◆ **TASK INPUTS**:

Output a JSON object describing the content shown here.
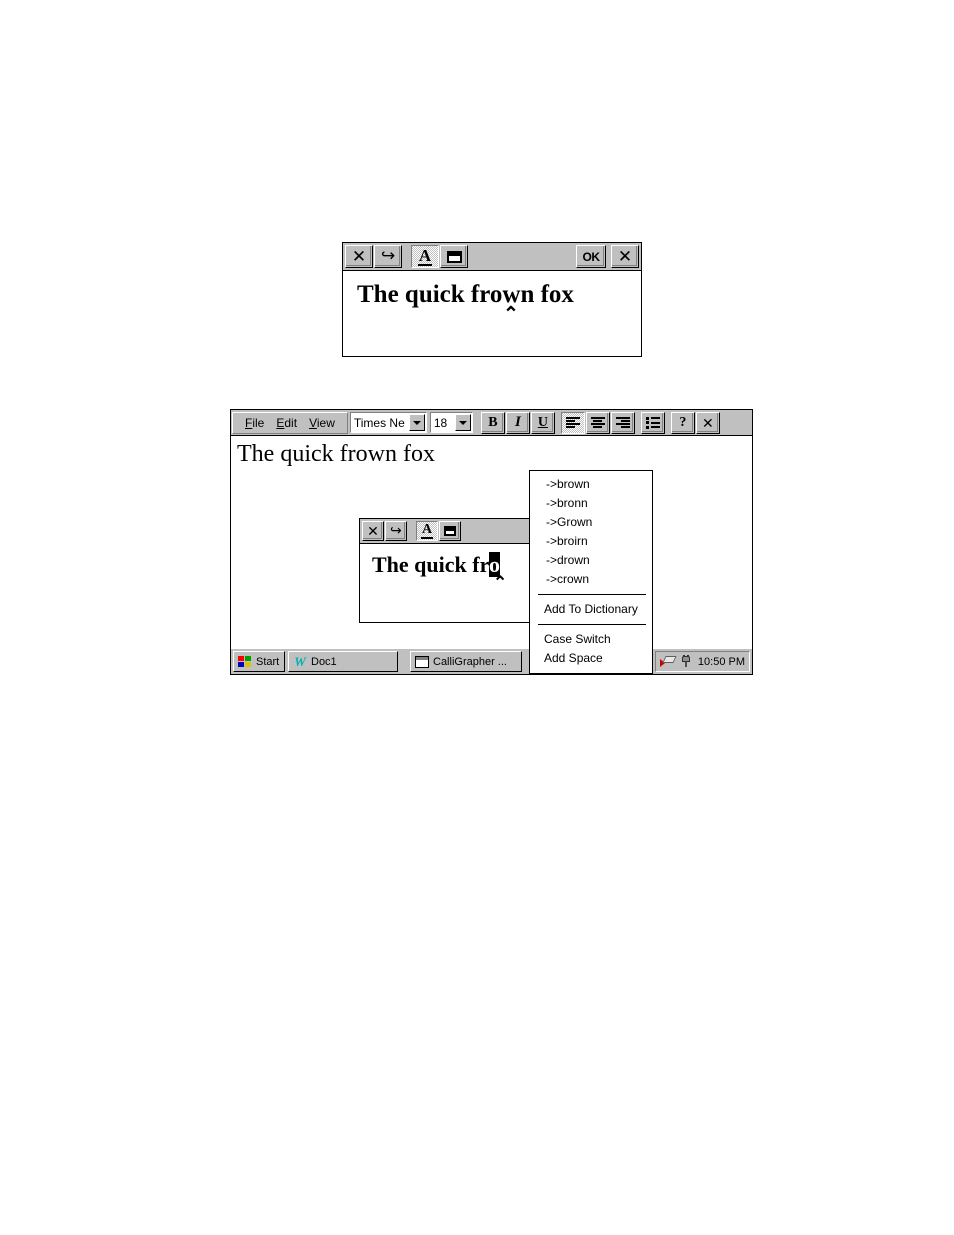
{
  "figure1": {
    "window_name": "CalliGrapher recognition window",
    "toolbar": {
      "close_label": "✕",
      "undo_label": "↩",
      "text_mode_label": "A",
      "window_mode_label": "",
      "ok_label": "OK",
      "dismiss_label": "✕"
    },
    "ink_text": "The quick frown fox",
    "caret_marker": "⌃"
  },
  "figure2": {
    "window_name": "Handheld device screen",
    "menubar": {
      "file": {
        "accel": "F",
        "rest": "ile"
      },
      "edit": {
        "accel": "E",
        "rest": "dit"
      },
      "view": {
        "accel": "V",
        "rest": "iew"
      }
    },
    "font_combo": {
      "value": "Times Ne",
      "name": "font-name-combo"
    },
    "size_combo": {
      "value": "18",
      "name": "font-size-combo"
    },
    "format_buttons": [
      {
        "name": "bold-button",
        "label": "B"
      },
      {
        "name": "italic-button",
        "label": "I"
      },
      {
        "name": "underline-button",
        "label": "U"
      }
    ],
    "align_buttons": [
      {
        "name": "align-left-button",
        "label": "align-left-icon",
        "pressed": true
      },
      {
        "name": "align-center-button",
        "label": "align-center-icon",
        "pressed": false
      },
      {
        "name": "align-right-button",
        "label": "align-right-icon",
        "pressed": false
      }
    ],
    "list_button": {
      "name": "bullet-list-button",
      "label": "bullet-list-icon"
    },
    "help_button": {
      "name": "help-button",
      "label": "?"
    },
    "close_button": {
      "name": "close-button",
      "label": "✕"
    },
    "document_text": "The quick frown fox",
    "inner_window": {
      "toolbar": {
        "close_label": "✕",
        "undo_label": "↩",
        "text_mode_label": "A",
        "window_mode_label": ""
      },
      "ink_text_before": "The quick fr",
      "ink_text_selected": "o",
      "caret_marker": "⌃"
    },
    "taskbar": {
      "start_label": "Start",
      "tasks": [
        {
          "name": "taskbar-item-doc1",
          "label": "Doc1",
          "icon": "word-icon"
        },
        {
          "name": "taskbar-item-calligrapher",
          "label": "CalliGrapher ...",
          "icon": "calligrapher-icon"
        }
      ],
      "tray": {
        "pen_icon": "pen-icon",
        "power_icon": "power-plug-icon",
        "clock": "10:50 PM"
      }
    },
    "context_menu": {
      "name": "spell-correction-context-menu",
      "groups": [
        {
          "items": [
            {
              "label": "->brown"
            },
            {
              "label": "->bronn"
            },
            {
              "label": "->Grown"
            },
            {
              "label": "->broirn"
            },
            {
              "label": "->drown"
            },
            {
              "label": "->crown"
            }
          ]
        },
        {
          "items": [
            {
              "label": "Add To Dictionary"
            }
          ]
        },
        {
          "items": [
            {
              "label": "Case Switch"
            },
            {
              "label": "Add Space"
            }
          ]
        }
      ]
    }
  }
}
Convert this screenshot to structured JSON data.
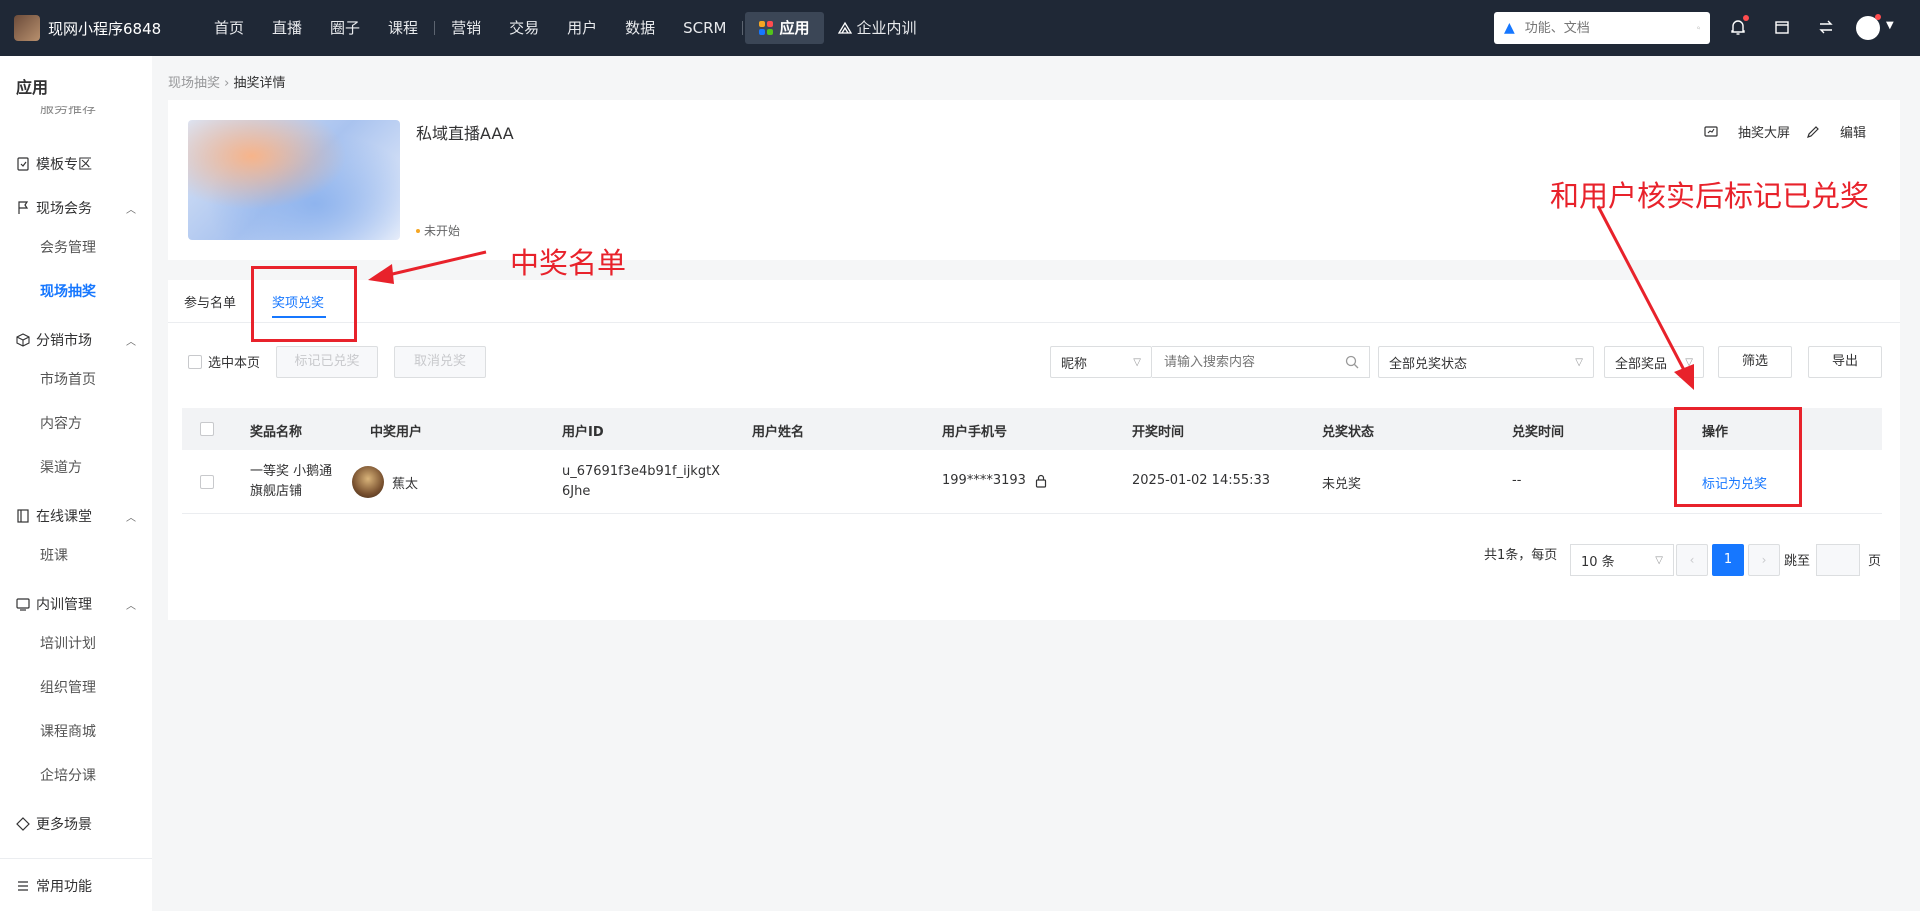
{
  "topbar": {
    "brand": "现网小程序6848",
    "nav": [
      "首页",
      "直播",
      "圈子",
      "课程",
      "营销",
      "交易",
      "用户",
      "数据",
      "SCRM"
    ],
    "nav_active": "应用",
    "nav_train": "企业内训",
    "search_placeholder": "功能、文档",
    "icons": [
      "bell-icon",
      "store-icon",
      "switch-icon",
      "avatar"
    ]
  },
  "sidebar": {
    "title": "应用",
    "clipped_item": "服务推荐",
    "template": "模板专区",
    "groups": [
      {
        "label": "现场会务",
        "items": [
          "会务管理",
          "现场抽奖"
        ]
      },
      {
        "label": "分销市场",
        "items": [
          "市场首页",
          "内容方",
          "渠道方"
        ]
      },
      {
        "label": "在线课堂",
        "items": [
          "班课"
        ]
      },
      {
        "label": "内训管理",
        "items": [
          "培训计划",
          "组织管理",
          "课程商城",
          "企培分课"
        ]
      }
    ],
    "more": "更多场景",
    "common": "常用功能"
  },
  "breadcrumb": {
    "parent": "现场抽奖",
    "current": "抽奖详情"
  },
  "live": {
    "title": "私域直播AAA",
    "status": "未开始",
    "big_screen": "抽奖大屏",
    "edit": "编辑"
  },
  "tabs": [
    "参与名单",
    "奖项兑奖"
  ],
  "toolbar": {
    "select_page": "选中本页",
    "mark_redeemed": "标记已兑奖",
    "cancel_redeem": "取消兑奖",
    "field_select": "昵称",
    "search_placeholder": "请输入搜索内容",
    "status_select": "全部兑奖状态",
    "prize_select": "全部奖品",
    "filter": "筛选",
    "export": "导出"
  },
  "table": {
    "headers": [
      "奖品名称",
      "中奖用户",
      "用户ID",
      "用户姓名",
      "用户手机号",
      "开奖时间",
      "兑奖状态",
      "兑奖时间",
      "操作"
    ],
    "rows": [
      {
        "prize_line1": "一等奖 小鹅通",
        "prize_line2": "旗舰店铺",
        "winner": "蕉太",
        "uid_line1": "u_67691f3e4b91f_ijkgtX",
        "uid_line2": "6Jhe",
        "name": "",
        "phone": "199****3193",
        "draw_time": "2025-01-02 14:55:33",
        "status": "未兑奖",
        "redeem_time": "--",
        "action": "标记为兑奖"
      }
    ]
  },
  "pagination": {
    "summary": "共1条，每页",
    "page_size": "10 条",
    "current": "1",
    "jump": "跳至",
    "unit": "页"
  },
  "annotations": {
    "winner_list": "中奖名单",
    "mark_hint": "和用户核实后标记已兑奖",
    "color": "#e8222b"
  }
}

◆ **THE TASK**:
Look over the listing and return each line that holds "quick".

◆ **ANSWER TO THE EXERCISE**:
    "ink_text": "The quick frown fox",
    "document_text": "The quick frown fox",
      "ink_text_before": "The quick fr",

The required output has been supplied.